## TASK DATA
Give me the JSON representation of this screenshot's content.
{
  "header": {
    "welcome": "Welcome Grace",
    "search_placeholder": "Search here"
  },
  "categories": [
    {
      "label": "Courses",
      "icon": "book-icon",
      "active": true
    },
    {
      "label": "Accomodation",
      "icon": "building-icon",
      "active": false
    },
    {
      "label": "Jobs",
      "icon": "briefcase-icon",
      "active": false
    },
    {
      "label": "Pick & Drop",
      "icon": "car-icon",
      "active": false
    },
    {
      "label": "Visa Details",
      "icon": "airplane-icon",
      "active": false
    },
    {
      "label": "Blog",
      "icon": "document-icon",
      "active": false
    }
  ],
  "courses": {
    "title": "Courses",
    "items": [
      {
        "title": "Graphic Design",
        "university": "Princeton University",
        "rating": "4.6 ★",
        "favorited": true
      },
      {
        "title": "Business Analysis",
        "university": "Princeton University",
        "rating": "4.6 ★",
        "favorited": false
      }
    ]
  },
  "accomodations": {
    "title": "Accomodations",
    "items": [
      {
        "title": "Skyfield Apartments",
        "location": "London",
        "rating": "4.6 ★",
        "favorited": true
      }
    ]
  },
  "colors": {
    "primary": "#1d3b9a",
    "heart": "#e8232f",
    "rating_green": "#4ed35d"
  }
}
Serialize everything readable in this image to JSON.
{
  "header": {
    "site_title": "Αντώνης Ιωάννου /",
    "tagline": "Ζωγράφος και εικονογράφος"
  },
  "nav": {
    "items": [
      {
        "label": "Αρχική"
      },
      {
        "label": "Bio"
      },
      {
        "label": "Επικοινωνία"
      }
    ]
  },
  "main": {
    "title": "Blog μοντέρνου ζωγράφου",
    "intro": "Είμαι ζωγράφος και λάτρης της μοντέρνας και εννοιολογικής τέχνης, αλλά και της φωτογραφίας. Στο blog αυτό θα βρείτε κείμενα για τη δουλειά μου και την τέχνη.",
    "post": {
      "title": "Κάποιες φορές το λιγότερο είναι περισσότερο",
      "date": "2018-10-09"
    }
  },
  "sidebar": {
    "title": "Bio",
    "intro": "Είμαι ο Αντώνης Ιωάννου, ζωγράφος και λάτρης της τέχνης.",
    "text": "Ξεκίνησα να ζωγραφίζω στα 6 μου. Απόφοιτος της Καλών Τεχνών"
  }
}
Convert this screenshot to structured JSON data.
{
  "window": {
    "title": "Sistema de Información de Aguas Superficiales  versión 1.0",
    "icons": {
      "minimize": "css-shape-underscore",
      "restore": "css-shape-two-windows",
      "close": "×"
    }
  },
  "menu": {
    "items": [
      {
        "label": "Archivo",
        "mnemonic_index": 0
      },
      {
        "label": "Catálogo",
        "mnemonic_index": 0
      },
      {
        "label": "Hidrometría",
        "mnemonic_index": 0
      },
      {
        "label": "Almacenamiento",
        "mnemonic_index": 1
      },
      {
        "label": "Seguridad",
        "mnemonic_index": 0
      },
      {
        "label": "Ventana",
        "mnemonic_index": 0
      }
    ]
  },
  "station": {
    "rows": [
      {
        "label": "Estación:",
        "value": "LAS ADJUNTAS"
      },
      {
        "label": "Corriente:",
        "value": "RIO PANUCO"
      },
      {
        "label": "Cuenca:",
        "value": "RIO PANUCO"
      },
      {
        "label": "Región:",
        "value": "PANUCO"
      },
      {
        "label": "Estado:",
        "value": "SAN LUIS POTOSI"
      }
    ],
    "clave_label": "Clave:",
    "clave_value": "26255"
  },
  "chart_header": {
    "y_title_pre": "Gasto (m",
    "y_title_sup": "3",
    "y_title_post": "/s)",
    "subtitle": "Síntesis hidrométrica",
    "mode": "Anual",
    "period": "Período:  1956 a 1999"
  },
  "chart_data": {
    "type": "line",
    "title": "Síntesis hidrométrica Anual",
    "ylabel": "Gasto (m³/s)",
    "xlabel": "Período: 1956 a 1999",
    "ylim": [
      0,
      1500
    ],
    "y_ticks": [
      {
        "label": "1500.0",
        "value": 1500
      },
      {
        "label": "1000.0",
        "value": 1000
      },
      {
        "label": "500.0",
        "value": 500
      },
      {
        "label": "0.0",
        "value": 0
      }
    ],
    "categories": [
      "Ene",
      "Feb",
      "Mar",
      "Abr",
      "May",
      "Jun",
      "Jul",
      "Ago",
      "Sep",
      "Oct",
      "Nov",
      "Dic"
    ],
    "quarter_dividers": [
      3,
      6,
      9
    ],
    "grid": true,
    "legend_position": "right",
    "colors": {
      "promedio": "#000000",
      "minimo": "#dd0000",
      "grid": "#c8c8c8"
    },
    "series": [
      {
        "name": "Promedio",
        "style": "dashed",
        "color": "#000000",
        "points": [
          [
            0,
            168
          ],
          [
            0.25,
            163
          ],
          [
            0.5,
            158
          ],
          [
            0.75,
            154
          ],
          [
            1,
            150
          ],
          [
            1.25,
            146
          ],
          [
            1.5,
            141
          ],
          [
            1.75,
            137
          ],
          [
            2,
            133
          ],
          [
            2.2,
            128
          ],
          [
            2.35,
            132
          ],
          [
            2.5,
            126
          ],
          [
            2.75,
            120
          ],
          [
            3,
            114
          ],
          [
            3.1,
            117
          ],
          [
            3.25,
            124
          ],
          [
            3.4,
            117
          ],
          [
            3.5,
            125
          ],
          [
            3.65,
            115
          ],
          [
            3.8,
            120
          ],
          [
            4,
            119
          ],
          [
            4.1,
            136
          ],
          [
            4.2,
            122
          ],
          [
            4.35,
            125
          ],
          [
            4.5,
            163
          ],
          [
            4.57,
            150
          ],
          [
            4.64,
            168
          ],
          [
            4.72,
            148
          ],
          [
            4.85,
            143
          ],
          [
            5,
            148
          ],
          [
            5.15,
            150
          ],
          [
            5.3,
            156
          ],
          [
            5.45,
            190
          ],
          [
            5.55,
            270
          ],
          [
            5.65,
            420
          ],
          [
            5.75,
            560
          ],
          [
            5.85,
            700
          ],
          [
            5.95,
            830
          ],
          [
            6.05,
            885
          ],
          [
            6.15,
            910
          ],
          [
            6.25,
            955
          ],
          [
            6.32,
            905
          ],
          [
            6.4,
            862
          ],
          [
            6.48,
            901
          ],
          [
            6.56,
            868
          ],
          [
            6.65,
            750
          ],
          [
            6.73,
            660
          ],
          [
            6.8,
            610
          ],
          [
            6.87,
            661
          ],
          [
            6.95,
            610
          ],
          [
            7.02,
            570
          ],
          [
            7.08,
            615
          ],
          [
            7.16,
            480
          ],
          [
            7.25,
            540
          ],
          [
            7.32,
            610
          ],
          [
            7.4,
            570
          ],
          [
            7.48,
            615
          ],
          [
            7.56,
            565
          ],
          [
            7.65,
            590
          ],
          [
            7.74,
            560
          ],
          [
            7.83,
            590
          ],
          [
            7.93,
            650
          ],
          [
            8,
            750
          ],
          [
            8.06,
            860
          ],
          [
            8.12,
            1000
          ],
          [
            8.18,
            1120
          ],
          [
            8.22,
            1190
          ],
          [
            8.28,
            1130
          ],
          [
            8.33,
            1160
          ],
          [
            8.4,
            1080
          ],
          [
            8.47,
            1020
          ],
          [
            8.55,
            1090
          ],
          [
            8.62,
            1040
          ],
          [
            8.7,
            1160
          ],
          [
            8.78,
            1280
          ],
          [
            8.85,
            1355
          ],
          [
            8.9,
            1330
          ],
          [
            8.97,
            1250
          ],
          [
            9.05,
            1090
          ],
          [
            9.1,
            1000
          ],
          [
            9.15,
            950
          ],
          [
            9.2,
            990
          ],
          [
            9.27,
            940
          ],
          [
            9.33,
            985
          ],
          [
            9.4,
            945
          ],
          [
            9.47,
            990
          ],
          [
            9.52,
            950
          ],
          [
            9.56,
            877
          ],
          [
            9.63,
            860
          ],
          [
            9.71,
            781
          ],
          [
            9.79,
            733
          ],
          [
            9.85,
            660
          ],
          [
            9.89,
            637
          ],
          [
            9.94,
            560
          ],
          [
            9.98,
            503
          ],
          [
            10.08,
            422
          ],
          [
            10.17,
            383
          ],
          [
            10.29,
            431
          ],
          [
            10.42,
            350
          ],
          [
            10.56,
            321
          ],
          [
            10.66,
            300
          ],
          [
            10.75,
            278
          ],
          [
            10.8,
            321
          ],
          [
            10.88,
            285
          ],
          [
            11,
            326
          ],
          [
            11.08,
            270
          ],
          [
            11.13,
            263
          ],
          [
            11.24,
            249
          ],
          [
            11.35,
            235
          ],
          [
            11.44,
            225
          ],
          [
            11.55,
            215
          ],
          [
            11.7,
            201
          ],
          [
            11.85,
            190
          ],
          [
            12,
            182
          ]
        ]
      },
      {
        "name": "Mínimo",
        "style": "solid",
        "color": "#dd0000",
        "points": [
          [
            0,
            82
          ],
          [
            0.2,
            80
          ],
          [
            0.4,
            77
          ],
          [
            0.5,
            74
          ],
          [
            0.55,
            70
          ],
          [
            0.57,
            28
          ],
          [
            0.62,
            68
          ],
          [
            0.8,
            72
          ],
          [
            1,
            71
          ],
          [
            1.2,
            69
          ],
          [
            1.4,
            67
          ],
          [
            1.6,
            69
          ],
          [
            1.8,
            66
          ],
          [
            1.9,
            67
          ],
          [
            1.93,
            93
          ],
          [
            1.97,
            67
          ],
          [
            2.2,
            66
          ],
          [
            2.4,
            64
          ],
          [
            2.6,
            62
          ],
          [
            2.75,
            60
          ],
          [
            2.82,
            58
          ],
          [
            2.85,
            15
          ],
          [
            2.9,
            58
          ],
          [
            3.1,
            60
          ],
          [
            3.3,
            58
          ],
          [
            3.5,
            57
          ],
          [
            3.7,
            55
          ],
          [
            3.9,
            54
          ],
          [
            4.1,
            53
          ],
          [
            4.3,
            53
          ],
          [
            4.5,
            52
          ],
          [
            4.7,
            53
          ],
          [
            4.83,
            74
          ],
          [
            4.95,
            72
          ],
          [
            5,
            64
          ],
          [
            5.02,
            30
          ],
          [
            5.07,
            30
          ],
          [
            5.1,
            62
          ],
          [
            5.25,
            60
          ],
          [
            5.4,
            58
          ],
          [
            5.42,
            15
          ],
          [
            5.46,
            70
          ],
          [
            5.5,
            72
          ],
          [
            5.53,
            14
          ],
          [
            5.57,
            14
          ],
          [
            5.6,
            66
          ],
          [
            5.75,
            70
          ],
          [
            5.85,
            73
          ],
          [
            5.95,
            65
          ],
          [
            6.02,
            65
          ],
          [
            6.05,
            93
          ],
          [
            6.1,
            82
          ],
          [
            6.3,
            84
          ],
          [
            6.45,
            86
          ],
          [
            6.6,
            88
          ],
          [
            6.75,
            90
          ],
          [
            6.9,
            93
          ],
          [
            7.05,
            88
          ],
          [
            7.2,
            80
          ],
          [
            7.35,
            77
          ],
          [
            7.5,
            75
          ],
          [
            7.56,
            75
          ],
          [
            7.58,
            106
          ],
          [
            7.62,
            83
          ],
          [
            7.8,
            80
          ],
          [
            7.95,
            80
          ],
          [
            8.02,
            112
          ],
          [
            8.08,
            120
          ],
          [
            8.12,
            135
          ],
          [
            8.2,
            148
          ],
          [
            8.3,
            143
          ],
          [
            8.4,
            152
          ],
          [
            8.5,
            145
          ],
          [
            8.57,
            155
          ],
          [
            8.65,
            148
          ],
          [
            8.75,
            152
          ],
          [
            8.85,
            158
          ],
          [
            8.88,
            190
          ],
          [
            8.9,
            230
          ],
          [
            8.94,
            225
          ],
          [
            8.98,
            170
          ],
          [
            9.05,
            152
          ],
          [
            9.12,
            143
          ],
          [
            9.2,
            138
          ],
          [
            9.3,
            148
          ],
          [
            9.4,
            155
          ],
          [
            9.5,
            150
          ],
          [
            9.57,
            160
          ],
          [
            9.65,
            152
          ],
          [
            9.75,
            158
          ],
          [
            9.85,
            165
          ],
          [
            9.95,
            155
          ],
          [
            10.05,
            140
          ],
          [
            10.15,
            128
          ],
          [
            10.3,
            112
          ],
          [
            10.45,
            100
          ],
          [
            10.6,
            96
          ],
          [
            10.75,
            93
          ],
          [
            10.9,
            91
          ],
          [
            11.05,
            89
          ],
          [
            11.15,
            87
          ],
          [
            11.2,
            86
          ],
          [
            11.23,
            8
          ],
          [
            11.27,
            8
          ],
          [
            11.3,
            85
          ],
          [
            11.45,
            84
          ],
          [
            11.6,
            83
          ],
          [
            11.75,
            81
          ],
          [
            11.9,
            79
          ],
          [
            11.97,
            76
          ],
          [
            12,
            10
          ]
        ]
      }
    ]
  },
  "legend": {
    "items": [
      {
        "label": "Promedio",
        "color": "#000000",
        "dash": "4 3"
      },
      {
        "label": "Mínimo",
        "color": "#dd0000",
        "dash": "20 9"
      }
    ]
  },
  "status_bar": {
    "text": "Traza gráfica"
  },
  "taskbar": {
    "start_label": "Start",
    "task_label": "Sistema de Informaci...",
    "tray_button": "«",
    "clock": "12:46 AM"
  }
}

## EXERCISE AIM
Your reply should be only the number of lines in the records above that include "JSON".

## TASK RESULT
3